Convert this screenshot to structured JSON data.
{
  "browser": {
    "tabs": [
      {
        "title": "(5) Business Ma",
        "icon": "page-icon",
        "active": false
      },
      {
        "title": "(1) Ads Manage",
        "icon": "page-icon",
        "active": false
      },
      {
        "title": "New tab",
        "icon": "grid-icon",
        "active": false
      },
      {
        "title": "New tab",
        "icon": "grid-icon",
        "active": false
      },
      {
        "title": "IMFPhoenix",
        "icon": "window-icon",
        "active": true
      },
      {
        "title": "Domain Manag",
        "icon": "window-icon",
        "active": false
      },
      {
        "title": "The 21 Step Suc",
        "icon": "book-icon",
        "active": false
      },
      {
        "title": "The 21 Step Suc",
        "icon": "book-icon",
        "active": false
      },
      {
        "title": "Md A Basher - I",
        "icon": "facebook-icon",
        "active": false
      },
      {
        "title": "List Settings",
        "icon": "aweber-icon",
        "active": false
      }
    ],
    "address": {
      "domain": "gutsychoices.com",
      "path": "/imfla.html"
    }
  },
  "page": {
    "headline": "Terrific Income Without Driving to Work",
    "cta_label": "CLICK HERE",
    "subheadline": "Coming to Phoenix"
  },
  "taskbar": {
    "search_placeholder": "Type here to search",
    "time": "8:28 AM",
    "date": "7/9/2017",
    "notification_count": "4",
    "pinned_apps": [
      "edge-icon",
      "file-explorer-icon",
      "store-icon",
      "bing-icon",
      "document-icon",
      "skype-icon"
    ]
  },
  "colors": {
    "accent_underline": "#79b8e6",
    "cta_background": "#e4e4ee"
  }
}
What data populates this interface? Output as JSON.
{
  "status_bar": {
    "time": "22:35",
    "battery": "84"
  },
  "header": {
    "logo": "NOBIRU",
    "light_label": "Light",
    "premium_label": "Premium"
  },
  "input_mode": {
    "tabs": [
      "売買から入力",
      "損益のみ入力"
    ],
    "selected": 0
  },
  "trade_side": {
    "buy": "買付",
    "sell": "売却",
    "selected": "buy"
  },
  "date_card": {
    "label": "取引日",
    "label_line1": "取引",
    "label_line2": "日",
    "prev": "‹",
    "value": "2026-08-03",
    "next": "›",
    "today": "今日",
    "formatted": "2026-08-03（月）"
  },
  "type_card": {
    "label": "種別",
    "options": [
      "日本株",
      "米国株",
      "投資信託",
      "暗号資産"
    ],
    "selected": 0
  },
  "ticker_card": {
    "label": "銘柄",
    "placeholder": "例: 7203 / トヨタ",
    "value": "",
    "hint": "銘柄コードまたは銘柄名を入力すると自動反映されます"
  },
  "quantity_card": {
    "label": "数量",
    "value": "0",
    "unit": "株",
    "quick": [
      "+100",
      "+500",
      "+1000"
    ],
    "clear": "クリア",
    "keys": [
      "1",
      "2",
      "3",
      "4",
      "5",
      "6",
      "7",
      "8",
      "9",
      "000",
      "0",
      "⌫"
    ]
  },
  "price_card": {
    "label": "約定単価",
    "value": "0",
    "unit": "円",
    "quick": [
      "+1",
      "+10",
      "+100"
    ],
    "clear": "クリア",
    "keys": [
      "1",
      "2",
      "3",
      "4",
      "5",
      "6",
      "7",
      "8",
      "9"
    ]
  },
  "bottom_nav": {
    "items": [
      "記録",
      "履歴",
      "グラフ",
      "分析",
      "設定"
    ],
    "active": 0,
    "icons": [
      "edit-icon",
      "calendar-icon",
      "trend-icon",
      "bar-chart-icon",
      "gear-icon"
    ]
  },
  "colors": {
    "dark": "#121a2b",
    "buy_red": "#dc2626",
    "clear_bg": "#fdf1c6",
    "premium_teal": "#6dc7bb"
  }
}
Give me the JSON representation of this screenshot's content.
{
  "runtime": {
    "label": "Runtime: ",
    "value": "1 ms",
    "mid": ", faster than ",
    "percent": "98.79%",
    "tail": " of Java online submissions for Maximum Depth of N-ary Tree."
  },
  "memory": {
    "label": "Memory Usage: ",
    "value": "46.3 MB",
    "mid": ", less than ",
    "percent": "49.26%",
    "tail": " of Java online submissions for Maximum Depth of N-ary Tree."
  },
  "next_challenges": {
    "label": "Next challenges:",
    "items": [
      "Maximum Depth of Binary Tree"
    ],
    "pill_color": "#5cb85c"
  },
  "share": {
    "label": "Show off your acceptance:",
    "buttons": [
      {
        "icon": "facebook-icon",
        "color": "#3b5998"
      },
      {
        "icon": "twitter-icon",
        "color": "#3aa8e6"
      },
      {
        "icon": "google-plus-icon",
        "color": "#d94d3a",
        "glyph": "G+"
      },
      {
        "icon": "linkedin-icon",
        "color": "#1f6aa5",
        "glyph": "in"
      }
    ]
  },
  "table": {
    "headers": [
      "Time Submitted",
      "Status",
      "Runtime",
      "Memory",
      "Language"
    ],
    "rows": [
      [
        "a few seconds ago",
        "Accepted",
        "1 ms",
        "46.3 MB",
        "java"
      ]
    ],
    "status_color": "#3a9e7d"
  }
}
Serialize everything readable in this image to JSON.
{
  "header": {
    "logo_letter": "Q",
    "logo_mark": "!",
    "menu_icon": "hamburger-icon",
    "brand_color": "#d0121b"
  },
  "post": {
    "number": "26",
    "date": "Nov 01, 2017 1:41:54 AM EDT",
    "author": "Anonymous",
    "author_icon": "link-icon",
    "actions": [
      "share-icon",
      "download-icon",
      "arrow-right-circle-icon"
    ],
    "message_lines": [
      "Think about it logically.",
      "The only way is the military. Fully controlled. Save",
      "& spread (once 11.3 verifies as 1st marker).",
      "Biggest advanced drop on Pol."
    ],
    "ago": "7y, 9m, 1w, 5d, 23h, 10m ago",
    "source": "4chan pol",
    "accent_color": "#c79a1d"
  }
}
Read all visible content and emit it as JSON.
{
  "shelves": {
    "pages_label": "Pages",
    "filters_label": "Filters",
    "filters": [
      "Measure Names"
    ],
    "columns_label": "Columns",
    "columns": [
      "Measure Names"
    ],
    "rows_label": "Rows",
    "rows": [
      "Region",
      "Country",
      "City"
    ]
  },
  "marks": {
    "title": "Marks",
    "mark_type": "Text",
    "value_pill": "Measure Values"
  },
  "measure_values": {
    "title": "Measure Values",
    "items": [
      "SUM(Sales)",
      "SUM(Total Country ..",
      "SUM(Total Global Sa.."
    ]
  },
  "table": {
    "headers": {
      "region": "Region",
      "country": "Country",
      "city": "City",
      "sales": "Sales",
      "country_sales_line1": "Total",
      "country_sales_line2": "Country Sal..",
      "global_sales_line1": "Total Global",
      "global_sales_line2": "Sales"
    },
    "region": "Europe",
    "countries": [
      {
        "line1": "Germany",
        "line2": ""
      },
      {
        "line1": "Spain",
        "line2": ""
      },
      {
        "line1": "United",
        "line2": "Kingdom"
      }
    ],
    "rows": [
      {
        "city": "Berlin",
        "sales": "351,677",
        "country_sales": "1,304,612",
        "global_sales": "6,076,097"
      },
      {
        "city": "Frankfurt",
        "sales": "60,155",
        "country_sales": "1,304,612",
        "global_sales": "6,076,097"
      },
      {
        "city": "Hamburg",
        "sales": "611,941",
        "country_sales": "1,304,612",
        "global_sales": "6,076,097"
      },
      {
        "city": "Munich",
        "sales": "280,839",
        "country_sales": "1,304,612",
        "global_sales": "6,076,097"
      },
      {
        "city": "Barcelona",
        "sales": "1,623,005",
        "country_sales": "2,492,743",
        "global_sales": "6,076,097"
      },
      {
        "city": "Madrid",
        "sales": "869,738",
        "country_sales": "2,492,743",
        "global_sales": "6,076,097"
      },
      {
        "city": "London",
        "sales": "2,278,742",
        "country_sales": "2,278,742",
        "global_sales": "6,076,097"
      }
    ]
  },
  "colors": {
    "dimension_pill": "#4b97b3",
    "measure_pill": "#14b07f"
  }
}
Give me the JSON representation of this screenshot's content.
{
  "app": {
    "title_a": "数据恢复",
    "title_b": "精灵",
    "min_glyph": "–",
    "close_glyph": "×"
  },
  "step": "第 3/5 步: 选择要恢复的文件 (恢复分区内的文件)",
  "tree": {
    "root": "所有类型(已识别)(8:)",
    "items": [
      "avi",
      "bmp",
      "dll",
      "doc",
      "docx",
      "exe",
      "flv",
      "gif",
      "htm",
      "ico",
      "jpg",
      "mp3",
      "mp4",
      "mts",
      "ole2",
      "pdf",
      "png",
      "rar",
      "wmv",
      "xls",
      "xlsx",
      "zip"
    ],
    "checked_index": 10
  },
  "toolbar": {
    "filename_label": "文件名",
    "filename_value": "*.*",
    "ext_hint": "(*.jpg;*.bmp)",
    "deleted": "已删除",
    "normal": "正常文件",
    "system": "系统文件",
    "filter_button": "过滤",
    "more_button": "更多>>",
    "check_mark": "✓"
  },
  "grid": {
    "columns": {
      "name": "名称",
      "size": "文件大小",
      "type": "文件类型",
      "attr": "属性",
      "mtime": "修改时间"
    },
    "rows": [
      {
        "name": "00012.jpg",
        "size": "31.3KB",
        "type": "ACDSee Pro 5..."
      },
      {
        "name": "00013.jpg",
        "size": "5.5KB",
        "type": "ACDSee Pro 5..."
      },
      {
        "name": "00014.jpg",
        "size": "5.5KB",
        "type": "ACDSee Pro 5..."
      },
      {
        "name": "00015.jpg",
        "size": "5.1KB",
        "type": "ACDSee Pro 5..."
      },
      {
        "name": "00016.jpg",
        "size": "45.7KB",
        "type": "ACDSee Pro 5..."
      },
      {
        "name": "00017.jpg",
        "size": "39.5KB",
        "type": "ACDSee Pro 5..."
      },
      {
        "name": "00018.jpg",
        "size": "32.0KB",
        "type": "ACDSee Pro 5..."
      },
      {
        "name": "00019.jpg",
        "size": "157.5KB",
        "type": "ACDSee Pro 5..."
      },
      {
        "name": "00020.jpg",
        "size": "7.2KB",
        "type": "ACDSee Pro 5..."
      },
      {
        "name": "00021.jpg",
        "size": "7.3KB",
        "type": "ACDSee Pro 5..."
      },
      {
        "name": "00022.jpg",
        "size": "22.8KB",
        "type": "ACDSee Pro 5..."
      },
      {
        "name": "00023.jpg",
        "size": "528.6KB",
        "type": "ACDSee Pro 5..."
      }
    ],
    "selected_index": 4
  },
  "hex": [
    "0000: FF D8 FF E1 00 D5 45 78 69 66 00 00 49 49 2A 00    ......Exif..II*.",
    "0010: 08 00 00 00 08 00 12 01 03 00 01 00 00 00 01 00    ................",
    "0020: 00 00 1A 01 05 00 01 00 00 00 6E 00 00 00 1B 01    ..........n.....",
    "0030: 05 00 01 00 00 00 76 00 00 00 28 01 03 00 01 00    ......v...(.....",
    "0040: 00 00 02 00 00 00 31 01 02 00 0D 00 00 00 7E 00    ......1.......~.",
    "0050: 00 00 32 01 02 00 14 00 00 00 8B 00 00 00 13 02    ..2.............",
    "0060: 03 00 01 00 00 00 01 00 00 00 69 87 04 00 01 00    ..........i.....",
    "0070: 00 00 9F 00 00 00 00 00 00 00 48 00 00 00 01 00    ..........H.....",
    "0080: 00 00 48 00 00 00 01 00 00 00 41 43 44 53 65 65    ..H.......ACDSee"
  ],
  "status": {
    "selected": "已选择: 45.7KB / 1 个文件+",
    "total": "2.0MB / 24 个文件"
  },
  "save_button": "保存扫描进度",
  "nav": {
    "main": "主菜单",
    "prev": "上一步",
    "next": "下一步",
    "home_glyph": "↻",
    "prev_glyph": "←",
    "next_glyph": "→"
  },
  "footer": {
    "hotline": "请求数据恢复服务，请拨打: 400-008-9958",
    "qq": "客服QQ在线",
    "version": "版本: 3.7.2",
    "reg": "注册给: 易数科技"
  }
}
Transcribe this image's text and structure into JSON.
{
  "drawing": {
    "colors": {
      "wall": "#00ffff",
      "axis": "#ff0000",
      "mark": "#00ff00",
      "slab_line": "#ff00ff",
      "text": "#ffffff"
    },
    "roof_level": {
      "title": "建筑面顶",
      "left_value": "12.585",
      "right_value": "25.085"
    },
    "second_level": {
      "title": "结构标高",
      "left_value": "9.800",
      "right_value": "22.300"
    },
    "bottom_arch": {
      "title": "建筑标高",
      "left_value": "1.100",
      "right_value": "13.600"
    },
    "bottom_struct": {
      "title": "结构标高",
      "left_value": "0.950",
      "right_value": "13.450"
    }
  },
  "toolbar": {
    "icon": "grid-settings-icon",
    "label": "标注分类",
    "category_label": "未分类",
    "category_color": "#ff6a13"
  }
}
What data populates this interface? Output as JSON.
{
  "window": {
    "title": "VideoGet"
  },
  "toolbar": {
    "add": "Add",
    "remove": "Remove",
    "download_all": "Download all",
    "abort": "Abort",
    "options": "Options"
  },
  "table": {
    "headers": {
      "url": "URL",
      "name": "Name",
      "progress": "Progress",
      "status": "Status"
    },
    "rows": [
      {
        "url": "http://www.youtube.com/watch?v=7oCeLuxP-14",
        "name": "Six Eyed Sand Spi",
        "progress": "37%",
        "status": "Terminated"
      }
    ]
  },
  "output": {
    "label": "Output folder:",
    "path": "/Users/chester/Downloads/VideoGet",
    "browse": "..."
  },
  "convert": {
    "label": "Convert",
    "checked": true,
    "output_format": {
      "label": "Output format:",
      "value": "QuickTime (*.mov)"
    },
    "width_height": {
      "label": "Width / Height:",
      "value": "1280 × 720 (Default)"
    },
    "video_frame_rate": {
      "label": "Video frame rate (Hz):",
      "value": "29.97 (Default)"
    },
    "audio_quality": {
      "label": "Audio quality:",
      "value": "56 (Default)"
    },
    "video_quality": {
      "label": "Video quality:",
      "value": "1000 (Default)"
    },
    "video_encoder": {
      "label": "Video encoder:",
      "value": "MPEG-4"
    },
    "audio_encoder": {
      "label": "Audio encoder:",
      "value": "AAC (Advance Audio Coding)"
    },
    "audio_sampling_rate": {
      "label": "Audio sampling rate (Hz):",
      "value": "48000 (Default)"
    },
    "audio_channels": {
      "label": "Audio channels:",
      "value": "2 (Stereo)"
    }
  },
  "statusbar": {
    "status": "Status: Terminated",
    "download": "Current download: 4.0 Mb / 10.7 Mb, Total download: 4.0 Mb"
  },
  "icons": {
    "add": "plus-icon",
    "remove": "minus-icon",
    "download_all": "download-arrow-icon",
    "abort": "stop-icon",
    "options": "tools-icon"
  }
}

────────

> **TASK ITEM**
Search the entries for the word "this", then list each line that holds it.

> **RESPONSE AREA**
Convert this screenshot to structured JSON data.
What data populates this interface? Output as JSON.
Give me the JSON representation of this screenshot's content.
Serialize everything readable in this image to JSON.
Give me the JSON representation of this screenshot's content.
Transcribe this image's text and structure into JSON.
What data populates this interface? Output as JSON.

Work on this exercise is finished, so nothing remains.